“Deirdre and I worked a lot together on the language of this, but we wanted to make sure that those trails were looked at, that were being used, that they were identified and looked at and evaluated, before a decision was made to close them,” White said.
White expects the trail planning to start with an evaluation of the current trails.
“There aren't good maps of what trails are most important to the different user groups, which provide the best connections and feed into a good usable trail system," White said. "And then we need to look to at which ones are sustainable over time.”
The collaborative trail planning process could start this year and will likely be organized through a committee of different types of recreation stakeholders, Perot said. She expects the trail planning process will take at least 5 years.
The reactions to the final plan are not all positive. Perot expressed disappointment as member of the Nantahala Pisgah Forest Partnership.
“The entire forest is so interrelated with all of the interest groups. We can’t just look at the trail. We have to look at the entire part of it,” said Perot. White agrees that many members of the group are disappointed about parts of the plan.
The Southern Environmental Law Center, another member of the Nantahala Pisgah Forest Plan, said the plan increases logging and does not protect old growth trees.
“The Forest Service had a once-in-a-generation opportunity to map out a better future for these two incredible forests, but this Forest Plan is instead a step backwards.
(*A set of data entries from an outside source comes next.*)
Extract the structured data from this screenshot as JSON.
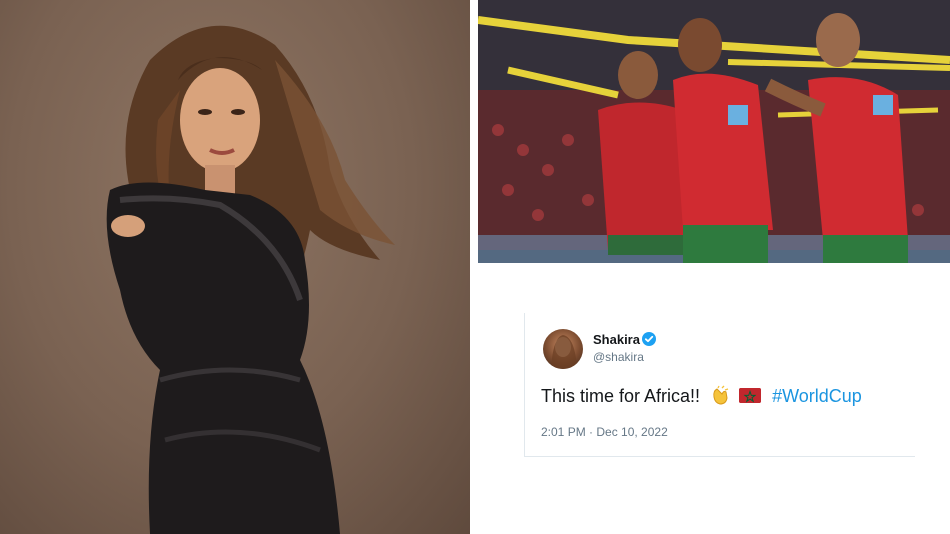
{
  "tweet": {
    "author_name": "Shakira",
    "author_handle": "@shakira",
    "text": "This time for Africa!!",
    "emoji_clap": "clapping-hands-icon",
    "emoji_flag": "morocco-flag-icon",
    "hashtag": "#WorldCup",
    "timestamp": "2:01 PM · Dec 10, 2022",
    "hashtag_color": "#1b95e0",
    "verified_color": "#1da1f2"
  },
  "photos": {
    "left": "shakira-portrait",
    "right": "morocco-players-celebrating"
  },
  "colors": {
    "morocco_red": "#c1272d",
    "morocco_green": "#006233"
  }
}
The plan not only dramatically expands where and how much logging will happen, but it puts the wildlife habitats, backcountry areas, and old growth areas that make the Nantahala and Pisgah National Forests special on the chopping block,” Sam Evans, leader of SELC’s National Forests and Parks Program, said in a press release.
The NPFP recommended a number of specific guidelines that the Forest Service did not include at the plan level but will instead be left up to a project-by-project basis.
“The partnership felt like what we gave them in our comments in 2020. We pretty much felt like they could have just put their name on it and it would have been a complete plan,” Perot said. “We pretty much felt like we crossed all of the T’s and dotted all of the I’s for them. But they didn’t feel that – and that’s their management.”
She says she realizes the administrative limitations of the Forest Service.
“I think there are a whole lot more constraints that we don’t understand – that I don’t understand – about how they do their job and what they can adopt from ours and what they can’t,” Perot said.
Perot says she values the people that she meets in the local forests when she is on her horse out on the trail.
“When you've got hikers and bikers and equestrians and mountain runners and fly fishermen all sharing a trail, they all have something to give to each other and to enhance each other's experience,” she said. “I think that does not get said enough.”